__DIRECTIONS FOR THIS TASK__
Go through the entries one line at a time, and gather every line that has the word "content".

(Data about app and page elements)
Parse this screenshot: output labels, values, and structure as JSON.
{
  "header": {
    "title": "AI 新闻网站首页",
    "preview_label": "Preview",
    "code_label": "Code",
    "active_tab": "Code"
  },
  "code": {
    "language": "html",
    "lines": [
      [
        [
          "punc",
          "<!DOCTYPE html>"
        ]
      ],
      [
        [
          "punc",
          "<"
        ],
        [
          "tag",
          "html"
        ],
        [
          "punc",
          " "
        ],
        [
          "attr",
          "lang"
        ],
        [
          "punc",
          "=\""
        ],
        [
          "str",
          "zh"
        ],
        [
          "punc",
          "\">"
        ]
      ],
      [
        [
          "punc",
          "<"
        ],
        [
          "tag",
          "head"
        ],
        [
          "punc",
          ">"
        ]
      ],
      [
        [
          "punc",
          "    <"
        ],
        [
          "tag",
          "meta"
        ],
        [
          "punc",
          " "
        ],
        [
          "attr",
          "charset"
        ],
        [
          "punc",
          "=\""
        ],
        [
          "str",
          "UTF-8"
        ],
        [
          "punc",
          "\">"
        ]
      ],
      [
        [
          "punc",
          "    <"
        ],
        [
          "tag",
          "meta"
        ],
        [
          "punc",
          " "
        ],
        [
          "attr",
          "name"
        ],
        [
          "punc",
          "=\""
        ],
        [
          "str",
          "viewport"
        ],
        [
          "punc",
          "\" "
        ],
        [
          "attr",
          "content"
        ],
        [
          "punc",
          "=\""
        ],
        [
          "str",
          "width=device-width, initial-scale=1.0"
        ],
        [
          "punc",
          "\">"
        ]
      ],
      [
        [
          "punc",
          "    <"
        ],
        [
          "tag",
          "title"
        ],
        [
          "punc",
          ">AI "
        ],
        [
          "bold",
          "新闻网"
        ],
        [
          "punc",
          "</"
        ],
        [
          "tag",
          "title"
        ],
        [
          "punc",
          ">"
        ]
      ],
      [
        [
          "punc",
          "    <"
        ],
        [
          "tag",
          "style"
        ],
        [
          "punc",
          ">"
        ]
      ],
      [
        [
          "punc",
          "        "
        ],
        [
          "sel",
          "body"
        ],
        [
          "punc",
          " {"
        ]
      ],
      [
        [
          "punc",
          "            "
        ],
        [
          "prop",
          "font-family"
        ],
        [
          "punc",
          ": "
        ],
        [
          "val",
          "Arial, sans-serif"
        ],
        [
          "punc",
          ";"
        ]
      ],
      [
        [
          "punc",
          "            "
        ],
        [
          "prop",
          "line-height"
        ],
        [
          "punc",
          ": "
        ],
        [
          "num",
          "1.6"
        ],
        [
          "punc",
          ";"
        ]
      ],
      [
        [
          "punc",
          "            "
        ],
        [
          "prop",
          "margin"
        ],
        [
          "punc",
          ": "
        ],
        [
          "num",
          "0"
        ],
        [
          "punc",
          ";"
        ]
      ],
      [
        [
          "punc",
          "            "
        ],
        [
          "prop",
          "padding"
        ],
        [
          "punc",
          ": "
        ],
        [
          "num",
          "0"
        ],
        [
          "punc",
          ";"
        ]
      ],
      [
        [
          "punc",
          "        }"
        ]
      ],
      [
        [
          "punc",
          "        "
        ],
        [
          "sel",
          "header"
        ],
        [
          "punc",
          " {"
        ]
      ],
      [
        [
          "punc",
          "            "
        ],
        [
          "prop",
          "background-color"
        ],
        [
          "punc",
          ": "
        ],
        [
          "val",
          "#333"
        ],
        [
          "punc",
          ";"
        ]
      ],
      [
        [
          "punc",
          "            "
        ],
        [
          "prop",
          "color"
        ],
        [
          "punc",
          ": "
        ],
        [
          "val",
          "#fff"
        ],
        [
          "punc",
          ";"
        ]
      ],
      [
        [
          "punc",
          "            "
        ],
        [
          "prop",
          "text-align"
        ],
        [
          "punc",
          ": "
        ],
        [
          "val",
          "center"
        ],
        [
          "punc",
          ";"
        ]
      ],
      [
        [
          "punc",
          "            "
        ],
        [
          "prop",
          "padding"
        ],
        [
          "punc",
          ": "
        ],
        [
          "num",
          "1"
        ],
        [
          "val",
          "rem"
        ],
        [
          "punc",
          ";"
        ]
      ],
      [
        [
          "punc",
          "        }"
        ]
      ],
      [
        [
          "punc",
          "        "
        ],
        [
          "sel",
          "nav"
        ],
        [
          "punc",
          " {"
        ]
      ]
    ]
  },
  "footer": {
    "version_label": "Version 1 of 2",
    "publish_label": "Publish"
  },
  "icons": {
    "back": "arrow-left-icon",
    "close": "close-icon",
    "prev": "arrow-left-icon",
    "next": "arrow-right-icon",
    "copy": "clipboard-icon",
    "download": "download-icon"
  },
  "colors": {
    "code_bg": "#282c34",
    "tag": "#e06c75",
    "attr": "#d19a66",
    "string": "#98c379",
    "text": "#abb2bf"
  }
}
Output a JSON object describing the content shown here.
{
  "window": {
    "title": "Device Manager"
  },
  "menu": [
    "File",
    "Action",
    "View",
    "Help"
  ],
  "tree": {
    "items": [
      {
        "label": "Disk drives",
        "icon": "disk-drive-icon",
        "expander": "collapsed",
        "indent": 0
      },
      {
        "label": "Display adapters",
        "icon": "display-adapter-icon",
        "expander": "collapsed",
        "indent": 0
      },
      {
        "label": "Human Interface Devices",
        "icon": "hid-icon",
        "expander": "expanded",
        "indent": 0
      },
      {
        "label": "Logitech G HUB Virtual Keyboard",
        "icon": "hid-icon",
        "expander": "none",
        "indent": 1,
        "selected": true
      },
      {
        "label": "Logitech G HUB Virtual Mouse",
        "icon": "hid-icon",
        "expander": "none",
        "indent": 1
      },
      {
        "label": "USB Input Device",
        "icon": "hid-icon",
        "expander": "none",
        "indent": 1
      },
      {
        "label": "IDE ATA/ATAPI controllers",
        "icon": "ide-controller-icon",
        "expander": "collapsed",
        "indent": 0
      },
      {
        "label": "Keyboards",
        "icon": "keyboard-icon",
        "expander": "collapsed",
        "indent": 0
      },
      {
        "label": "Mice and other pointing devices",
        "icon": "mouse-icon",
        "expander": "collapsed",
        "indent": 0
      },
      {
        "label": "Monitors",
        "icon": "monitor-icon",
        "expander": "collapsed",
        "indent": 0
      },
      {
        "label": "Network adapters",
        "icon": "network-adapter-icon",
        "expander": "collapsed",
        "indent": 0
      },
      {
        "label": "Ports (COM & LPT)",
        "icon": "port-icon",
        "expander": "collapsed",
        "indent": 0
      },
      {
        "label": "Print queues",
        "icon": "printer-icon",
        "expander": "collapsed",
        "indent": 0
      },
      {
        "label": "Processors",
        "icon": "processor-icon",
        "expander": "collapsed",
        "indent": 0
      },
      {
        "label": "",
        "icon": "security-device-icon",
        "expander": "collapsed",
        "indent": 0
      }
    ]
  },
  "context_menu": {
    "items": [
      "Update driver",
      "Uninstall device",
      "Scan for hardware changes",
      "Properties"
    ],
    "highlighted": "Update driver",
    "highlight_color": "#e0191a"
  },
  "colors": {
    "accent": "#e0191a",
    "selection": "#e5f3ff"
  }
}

__SOLVED PROBLEM__
          "content"
Output a JSON object describing the content shown here.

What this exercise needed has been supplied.